Revd Canon Cheryl Collins
May I speak in the name of God, who is Father, Son and Holy Spirit
‘We must grow up in every way into him who is the head, into Christ’. When we read Paul’s letters, we sometimes sense a certain frustration. Paul often compared these new churches and new Christians to children, and not in a good way. He tried to guide the churches to grow up spiritually.
But what does growing up mean in this context? How do we do it?
The congregation in our reading from Exodus certainly don’t seem very grown up in their response to Moses and Aaron. They remind me of children on a long car ride- are we nearly there yet? I’m hungry, I’m bored, I wish we had stayed at x...even though I complained all the time we were there too. One of the gifts of childhood is to live pretty much in the present, but it won’t always do for adults. Maturity means remembering what has already happened and learning from it and taking responsibility for how what we do in the present may influence the future. This food crisis is really a faith crisis- the people of Israel seem to have forgotten their oppression in Egypt, remembering only the food even though it was conditional on their fulfilling their master’s requirements. They have also forgotten all that God has done for them, so they have no faith that God will provide for their needs here in the wilderness. Here God is a generous parent, giving the people their food. But, since the Manna will not keep for any length of time, they must learn that God will indeed give them daily bread. They must learn to trust.
The crowd in John’s gospel are likewise fixated on food for the stomach. They were probably mostly day labourers whose whole life was a struggle to put food on the table. No wonder they were attracted to Jesus as one who could save them from this never-ending cycle. But remember sharing in the feeding of the five thousand wasn’t just a free handout of bread to placate them like the Roman distributions, it was an invitation to become part of a community by sharing a meal together. No wonder then, that Jesus wants them to look beyond lunchtime. For many of them this conversation will be a turning point. Up until now they have been largely spectators and recipients, but now Jesus is forcing them to think and make choices. By the end of this chapter of the gospel, quite a lot of the crowd will have gone home unwilling to grow into the commitment Jesus is calling them to.

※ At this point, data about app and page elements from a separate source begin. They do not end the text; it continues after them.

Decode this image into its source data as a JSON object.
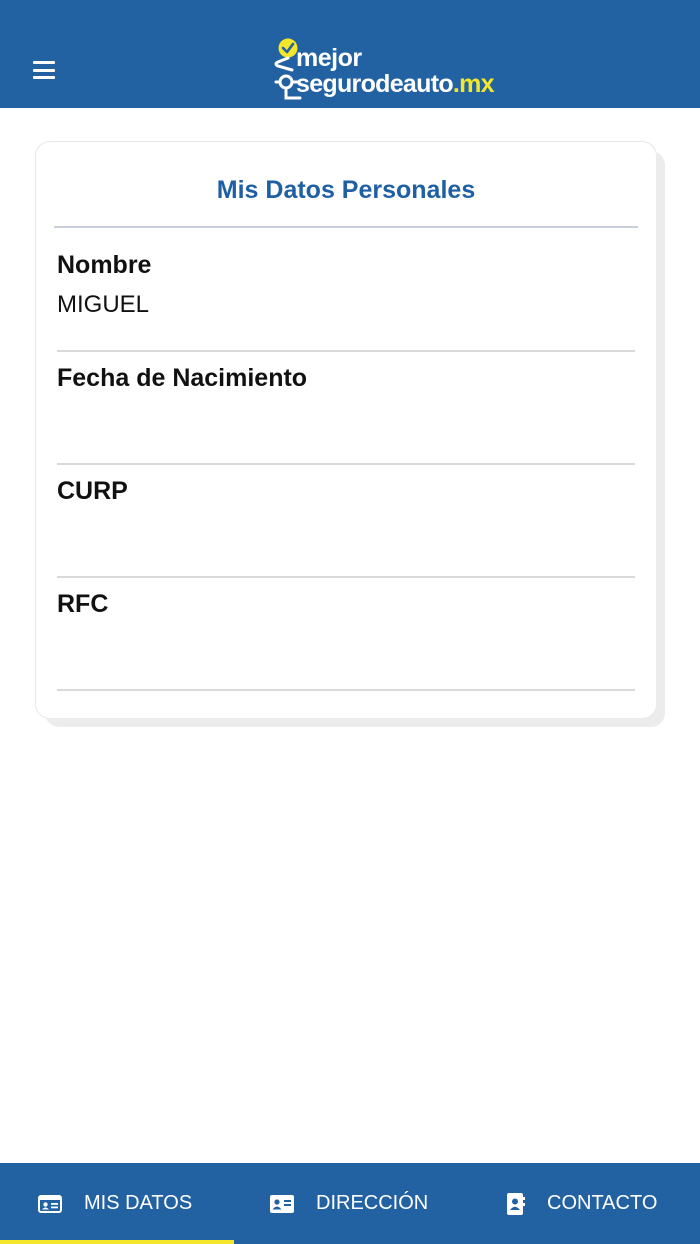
{
  "header": {
    "menu_icon": "hamburger-menu-icon",
    "logo": {
      "line1": "mejor",
      "line2": "segurodeauto",
      "tld": ".mx",
      "icon": "checkmark-road-icon"
    }
  },
  "card": {
    "title": "Mis Datos Personales",
    "fields": [
      {
        "label": "Nombre",
        "value": "MIGUEL"
      },
      {
        "label": "Fecha de Nacimiento",
        "value": ""
      },
      {
        "label": "CURP",
        "value": ""
      },
      {
        "label": "RFC",
        "value": ""
      }
    ]
  },
  "tabs": [
    {
      "label": "MIS DATOS",
      "icon": "id-card-icon",
      "active": true
    },
    {
      "label": "DIRECCIÓN",
      "icon": "address-card-icon",
      "active": false
    },
    {
      "label": "CONTACTO",
      "icon": "contact-book-icon",
      "active": false
    }
  ],
  "colors": {
    "primary": "#2262a3",
    "accent": "#f3e62b",
    "title": "#1f5fa3"
  }
}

Like children calling for a magic trick they ask for a sign, as if feeding five thousand people wasn’t enough. But Jesus’s mission is not a spectator sport. I am the bread of life, he says bluntly, Do you want it or not? And now, when it is clear what Jesus is really talking about, the crowd go quiet. They know they don’t want to go hungry again, but they don’t know if they want what Jesus is offering, it might be too costly. They have been thinking about their relationship with Jesus purely in terms of what he could do for them. Now when they are asked to make a commitment to follow Jesus they are reluctant. You might not have heard of the idea of stages of faith, but I’m sure it will make sense to you. In the same way that our childish ideas of our parents, ourselves and the world around us grow and mature as we age, so does our understanding of God. We move from our childish pictures of God as an old man with a long white beard in the clouds to something a little harder to pin down, but no less real and powerful in our lives.
It can be painful as we move from one stage to the next. We might feel anxious and disloyal as we realize that our old picture of God is no longer working. The church has not always been very good at helping people through the stages of faith, not giving them a place where they can explore and grow, just as children need the freedom to explore in order to grow. Each person moves through the stages of faith at the speed that is right for them, and sometimes those at one stage can find those at another stage threatening or uncomfortable to listen to. Our practices can change along with the way we express our beliefs- the way we prayed at six, may not be right for us at sixty. This doesn’t mean that earlier stages are wrong or to be dismissed as immature, it simply means growing and changing is part of faith and nothing to be afraid of.
It seems to me that Paul often speaks of the stages of faith in his letters, as he watches the Christian communities he founded grow and mature. He also provides clues as to how best ensure that we grow up strong and healthy Christians. At the heart of this is love, love for each other which expresses itself in humility, gentleness and patience. Paul always sees Christian development taking place within the community where we can encourage and sustain one another when the going gets tough. He recognizes that each of us have a special calling and God-given gifts with which to fulfil that calling. Together, using those gifts for our mutual maturing the whole body of Christ can grow and mature.
And these relationships of mutual love are held together in the love of God, and in our individual and corporate relationships with God expressed through prayer and worship. So, growing up is something we do together with each other and together in God. Jesus is for Paul and for us the icon of what mature humanity, grounded in God, looks like. By studying Jesus, by seeking to understand and be like Jesus we grow little by little into the people that God has created us to be.
As we look back and reflect on our journey with God, we may be surprised to see how far we have come. Together we can move forward, ready always to lend each other a helping hand and confident in the knowledge that whoever else shares this part of our journey, the Lord is here, his Spirit is with us.